→ **EXERCISE REQUIREMENTS**
In the entries below, find each line with the word "mode" and return it.

START PROVIDED MATERIAL

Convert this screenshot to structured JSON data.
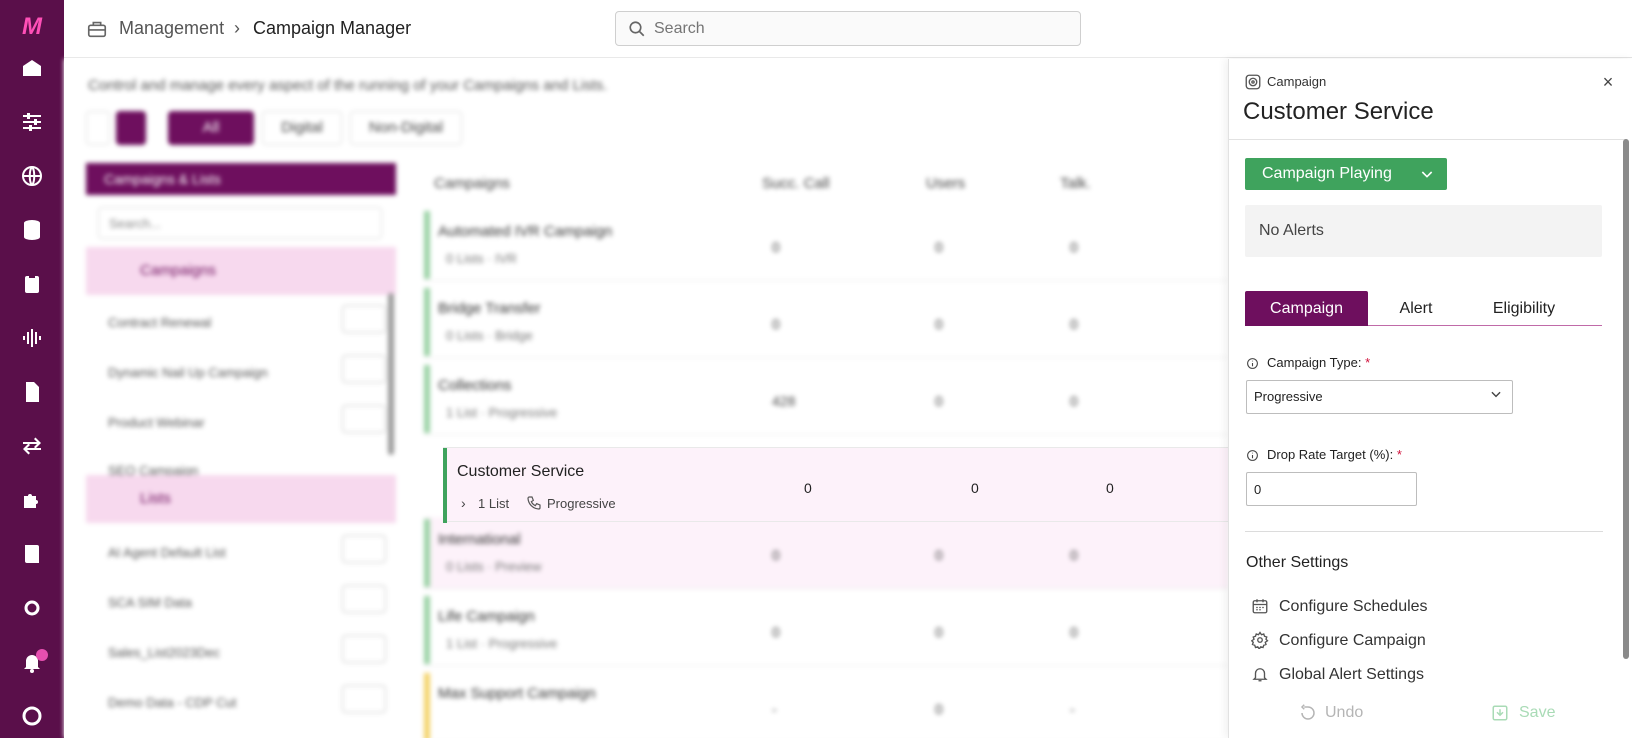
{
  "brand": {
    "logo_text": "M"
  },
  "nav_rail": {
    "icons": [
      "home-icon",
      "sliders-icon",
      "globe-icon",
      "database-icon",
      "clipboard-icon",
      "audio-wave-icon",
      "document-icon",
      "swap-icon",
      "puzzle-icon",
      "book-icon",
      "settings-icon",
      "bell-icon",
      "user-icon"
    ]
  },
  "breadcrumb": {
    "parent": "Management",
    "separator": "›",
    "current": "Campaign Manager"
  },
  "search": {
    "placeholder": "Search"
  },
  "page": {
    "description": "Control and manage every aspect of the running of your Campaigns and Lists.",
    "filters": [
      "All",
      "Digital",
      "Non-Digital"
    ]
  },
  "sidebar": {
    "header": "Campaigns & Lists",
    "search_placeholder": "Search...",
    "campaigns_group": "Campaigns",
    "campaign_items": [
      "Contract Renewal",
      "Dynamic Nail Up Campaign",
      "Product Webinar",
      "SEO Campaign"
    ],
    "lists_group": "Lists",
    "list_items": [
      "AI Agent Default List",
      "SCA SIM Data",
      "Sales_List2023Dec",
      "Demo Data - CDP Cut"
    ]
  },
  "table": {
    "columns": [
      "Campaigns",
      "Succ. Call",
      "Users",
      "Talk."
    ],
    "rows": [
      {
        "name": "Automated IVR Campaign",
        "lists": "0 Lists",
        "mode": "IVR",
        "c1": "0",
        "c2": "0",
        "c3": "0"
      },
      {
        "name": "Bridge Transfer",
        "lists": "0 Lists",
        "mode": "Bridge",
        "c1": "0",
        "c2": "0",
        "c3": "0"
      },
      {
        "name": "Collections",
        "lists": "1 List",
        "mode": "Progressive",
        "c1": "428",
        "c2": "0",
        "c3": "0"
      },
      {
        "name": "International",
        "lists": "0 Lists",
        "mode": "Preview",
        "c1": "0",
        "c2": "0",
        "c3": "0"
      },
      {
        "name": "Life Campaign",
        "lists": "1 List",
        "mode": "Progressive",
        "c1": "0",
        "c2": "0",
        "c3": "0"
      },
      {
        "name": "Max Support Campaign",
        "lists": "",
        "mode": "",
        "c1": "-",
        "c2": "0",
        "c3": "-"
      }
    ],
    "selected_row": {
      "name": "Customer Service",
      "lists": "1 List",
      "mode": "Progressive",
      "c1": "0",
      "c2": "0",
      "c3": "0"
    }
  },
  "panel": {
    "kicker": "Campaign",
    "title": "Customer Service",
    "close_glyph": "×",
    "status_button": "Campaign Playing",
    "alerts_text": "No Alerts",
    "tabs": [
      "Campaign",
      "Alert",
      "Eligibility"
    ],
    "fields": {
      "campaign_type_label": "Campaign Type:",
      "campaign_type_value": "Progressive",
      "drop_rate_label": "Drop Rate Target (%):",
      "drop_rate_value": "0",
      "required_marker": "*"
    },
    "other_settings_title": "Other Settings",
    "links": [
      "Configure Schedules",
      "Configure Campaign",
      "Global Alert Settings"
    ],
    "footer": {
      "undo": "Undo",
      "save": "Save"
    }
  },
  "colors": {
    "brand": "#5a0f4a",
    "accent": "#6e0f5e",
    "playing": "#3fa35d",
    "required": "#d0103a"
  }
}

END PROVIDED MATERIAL
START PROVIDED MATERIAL

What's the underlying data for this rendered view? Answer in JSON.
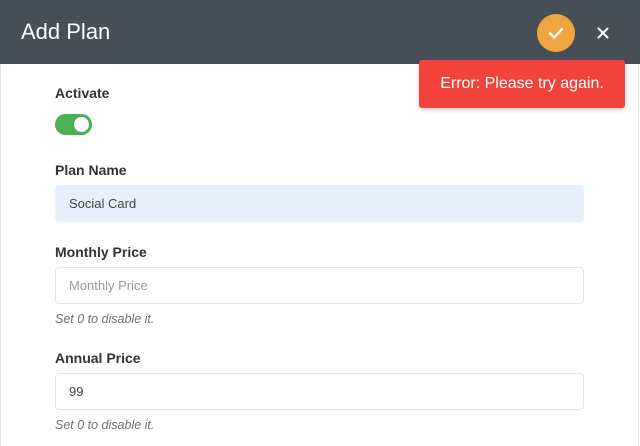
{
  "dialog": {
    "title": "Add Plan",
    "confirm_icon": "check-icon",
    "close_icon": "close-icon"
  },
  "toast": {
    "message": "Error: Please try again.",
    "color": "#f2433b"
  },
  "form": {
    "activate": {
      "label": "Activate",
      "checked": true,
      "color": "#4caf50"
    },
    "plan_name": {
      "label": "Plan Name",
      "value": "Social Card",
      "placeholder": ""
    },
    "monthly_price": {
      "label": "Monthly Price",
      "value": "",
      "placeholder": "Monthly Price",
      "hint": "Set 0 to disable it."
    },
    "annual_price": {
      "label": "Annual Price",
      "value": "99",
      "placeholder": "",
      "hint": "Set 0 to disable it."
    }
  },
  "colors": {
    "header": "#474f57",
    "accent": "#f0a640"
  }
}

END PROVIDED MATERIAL
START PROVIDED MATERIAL

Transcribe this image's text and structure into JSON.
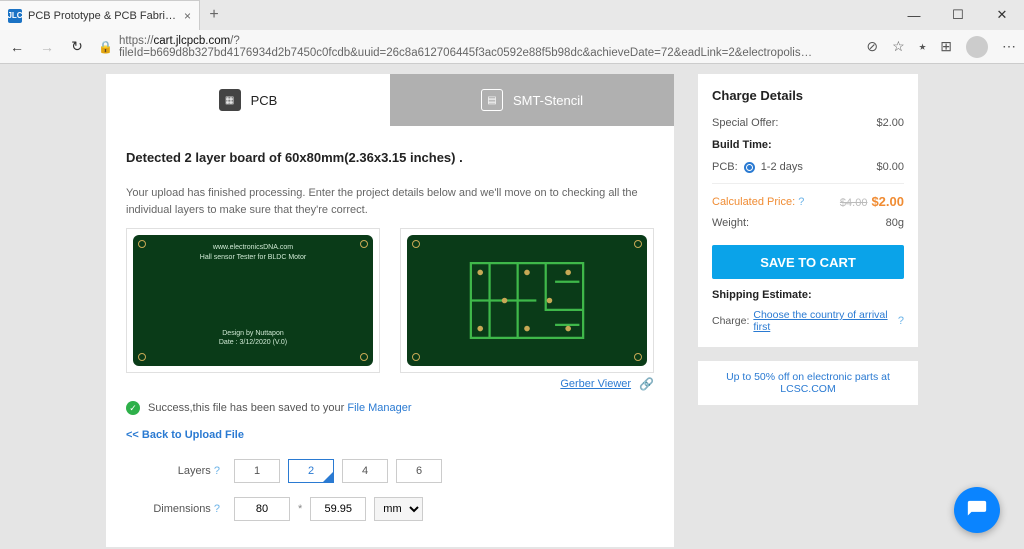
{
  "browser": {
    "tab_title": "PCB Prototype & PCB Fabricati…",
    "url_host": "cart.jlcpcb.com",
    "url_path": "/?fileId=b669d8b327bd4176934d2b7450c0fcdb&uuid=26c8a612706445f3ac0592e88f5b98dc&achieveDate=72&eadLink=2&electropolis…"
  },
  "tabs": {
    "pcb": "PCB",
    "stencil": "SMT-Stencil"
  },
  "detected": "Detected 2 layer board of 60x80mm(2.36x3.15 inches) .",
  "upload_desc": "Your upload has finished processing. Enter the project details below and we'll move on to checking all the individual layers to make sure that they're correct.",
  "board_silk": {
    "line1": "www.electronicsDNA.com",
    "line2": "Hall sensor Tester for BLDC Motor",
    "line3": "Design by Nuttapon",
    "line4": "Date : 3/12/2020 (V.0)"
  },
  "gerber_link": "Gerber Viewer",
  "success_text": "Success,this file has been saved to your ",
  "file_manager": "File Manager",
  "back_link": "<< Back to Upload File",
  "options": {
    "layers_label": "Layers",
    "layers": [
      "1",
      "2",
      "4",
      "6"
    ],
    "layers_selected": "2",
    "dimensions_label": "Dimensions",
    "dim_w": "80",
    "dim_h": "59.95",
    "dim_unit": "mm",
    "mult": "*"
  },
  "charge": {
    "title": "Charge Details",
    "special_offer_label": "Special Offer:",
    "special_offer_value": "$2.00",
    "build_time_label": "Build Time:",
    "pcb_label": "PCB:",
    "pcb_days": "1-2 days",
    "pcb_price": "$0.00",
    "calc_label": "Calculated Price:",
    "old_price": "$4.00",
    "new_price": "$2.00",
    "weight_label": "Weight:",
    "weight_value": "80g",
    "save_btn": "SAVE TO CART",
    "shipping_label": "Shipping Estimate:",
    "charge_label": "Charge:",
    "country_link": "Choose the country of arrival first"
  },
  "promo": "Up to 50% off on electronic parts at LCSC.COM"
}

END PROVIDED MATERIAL

→ **EXERCISE OUTPUT**
        "mode": "IVR",
        "mode": "Bridge",
        "mode": "Progressive",
        "mode": "Preview",
        "mode": "Progressive",
        "mode": "",
      "mode": "Progressive",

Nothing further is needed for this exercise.